__Task statement__. Every line with the word "JSON" in it should be extracted from the data that follows.
★ ★ ★ ★ ★ ★ ★
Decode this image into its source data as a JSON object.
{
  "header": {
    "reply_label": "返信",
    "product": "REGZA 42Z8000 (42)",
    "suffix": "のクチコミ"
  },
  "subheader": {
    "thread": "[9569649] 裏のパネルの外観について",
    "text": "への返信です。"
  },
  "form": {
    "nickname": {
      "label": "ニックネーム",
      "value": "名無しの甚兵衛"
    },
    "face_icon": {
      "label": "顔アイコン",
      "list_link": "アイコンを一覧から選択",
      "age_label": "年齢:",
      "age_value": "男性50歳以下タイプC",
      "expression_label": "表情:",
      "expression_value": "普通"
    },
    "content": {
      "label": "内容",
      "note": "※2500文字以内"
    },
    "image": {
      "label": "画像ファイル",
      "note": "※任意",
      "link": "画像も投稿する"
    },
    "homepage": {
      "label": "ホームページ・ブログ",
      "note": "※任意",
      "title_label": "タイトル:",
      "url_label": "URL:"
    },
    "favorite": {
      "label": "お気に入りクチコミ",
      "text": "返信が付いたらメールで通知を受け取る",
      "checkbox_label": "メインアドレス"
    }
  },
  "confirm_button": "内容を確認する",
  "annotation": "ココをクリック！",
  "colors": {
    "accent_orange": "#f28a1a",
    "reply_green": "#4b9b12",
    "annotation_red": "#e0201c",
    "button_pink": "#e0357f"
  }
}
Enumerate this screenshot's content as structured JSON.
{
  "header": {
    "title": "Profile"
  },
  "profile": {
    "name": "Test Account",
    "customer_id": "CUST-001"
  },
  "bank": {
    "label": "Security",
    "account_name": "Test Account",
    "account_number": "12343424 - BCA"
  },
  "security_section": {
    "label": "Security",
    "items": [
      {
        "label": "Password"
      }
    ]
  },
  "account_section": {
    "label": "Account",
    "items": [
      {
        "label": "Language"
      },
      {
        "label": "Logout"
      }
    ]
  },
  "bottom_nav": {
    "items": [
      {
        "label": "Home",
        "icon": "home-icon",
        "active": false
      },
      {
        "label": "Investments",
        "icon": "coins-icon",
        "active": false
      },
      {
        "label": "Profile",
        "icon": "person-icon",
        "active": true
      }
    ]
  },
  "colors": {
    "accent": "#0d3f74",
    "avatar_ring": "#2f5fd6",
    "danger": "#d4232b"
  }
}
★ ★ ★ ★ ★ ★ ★
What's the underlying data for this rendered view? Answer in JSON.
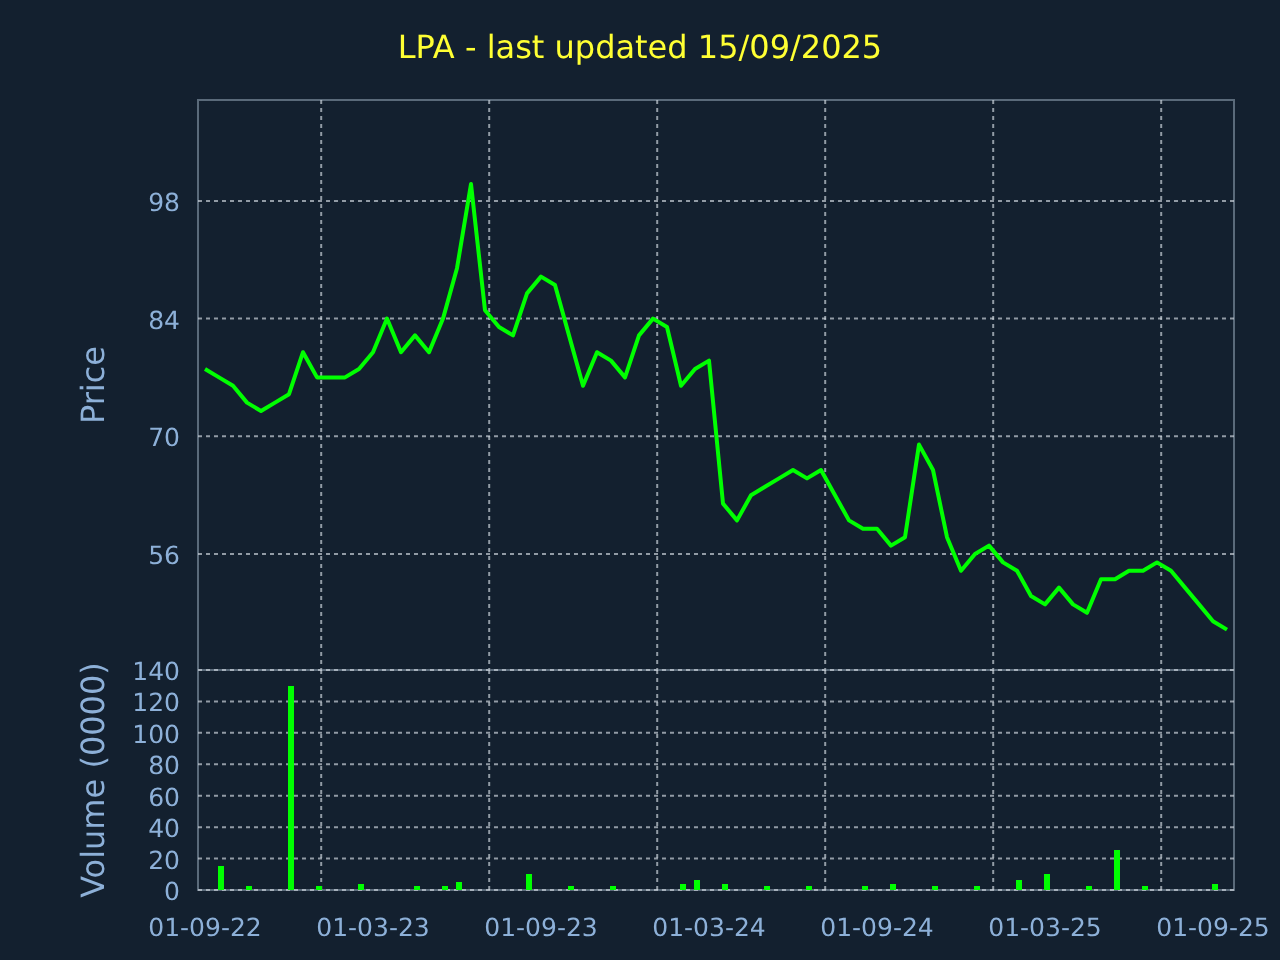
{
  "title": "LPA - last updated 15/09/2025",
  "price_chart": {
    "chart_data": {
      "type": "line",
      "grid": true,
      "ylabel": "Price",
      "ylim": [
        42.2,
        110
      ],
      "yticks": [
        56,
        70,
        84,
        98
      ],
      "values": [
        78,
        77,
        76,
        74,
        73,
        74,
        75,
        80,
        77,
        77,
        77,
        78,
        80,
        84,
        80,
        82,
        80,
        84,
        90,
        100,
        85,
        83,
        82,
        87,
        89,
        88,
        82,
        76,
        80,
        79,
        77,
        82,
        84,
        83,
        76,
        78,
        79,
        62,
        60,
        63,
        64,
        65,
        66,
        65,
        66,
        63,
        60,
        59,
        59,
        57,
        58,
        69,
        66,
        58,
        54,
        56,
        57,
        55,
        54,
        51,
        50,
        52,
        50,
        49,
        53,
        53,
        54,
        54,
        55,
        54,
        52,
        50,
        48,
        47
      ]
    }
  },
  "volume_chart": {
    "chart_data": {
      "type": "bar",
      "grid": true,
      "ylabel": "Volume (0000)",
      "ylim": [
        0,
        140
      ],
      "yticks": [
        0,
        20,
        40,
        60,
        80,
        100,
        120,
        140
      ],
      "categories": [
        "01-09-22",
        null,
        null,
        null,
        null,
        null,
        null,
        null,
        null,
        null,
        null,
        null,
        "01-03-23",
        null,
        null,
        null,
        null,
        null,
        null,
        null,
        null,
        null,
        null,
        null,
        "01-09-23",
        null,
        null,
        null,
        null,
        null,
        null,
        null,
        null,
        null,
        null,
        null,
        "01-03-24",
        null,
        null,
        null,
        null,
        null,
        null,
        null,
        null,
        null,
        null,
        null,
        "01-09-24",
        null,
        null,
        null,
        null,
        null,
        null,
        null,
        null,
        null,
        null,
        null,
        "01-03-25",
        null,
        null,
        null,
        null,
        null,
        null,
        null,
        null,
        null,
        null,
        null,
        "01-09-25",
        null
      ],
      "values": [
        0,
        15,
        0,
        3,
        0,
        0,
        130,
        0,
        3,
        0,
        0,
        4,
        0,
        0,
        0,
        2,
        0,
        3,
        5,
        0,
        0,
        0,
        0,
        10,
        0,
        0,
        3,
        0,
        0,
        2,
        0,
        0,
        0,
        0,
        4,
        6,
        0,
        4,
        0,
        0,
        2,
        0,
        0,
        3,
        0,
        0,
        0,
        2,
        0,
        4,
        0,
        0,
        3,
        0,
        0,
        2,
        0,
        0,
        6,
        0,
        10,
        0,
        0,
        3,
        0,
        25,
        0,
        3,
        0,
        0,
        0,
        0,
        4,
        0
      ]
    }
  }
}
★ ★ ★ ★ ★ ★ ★
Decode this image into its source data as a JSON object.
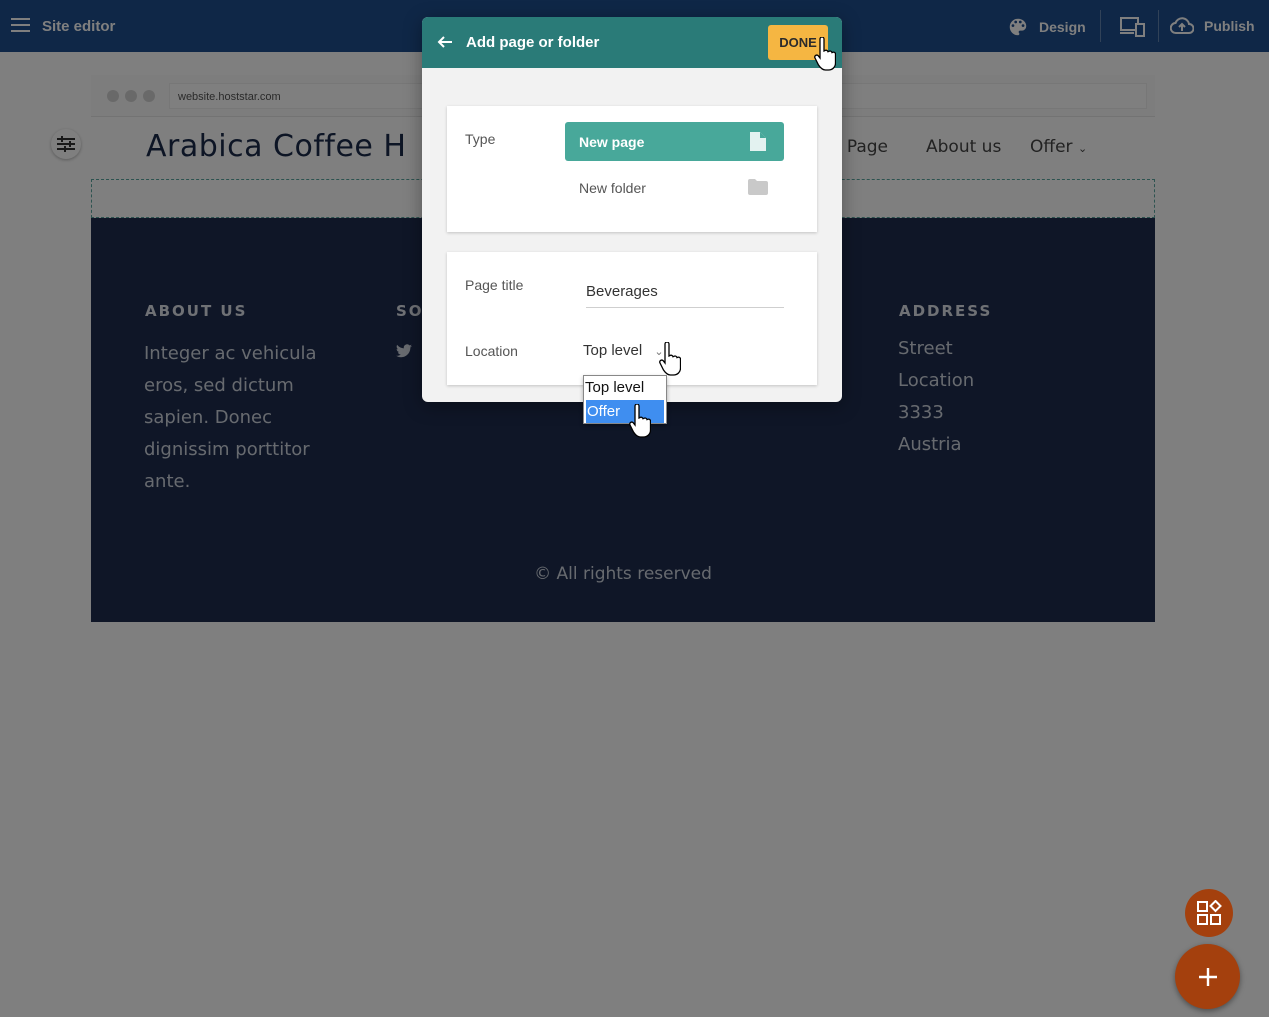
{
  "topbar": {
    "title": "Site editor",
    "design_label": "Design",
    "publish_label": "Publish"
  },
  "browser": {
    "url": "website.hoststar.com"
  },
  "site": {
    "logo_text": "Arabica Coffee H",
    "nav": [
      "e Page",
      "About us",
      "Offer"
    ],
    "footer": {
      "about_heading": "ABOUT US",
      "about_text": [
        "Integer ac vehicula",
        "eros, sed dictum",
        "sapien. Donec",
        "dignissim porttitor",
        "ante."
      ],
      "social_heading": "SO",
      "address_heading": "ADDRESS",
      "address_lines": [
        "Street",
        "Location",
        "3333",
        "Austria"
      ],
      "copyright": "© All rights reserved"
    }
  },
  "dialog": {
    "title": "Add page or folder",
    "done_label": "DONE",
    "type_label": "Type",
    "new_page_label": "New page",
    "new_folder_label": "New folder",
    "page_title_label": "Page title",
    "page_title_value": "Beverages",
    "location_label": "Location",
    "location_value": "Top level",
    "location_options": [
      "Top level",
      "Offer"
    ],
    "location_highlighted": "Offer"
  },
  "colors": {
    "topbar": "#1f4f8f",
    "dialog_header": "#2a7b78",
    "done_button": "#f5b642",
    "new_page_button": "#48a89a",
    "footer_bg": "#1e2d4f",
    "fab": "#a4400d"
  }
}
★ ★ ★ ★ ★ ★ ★
__Expected answer__.
Decode this image into its source data as a JSON object.
Enumerate this screenshot's content as structured JSON.
What's the underlying data for this rendered view? Answer in JSON.
Decode this image into its source data as a JSON object.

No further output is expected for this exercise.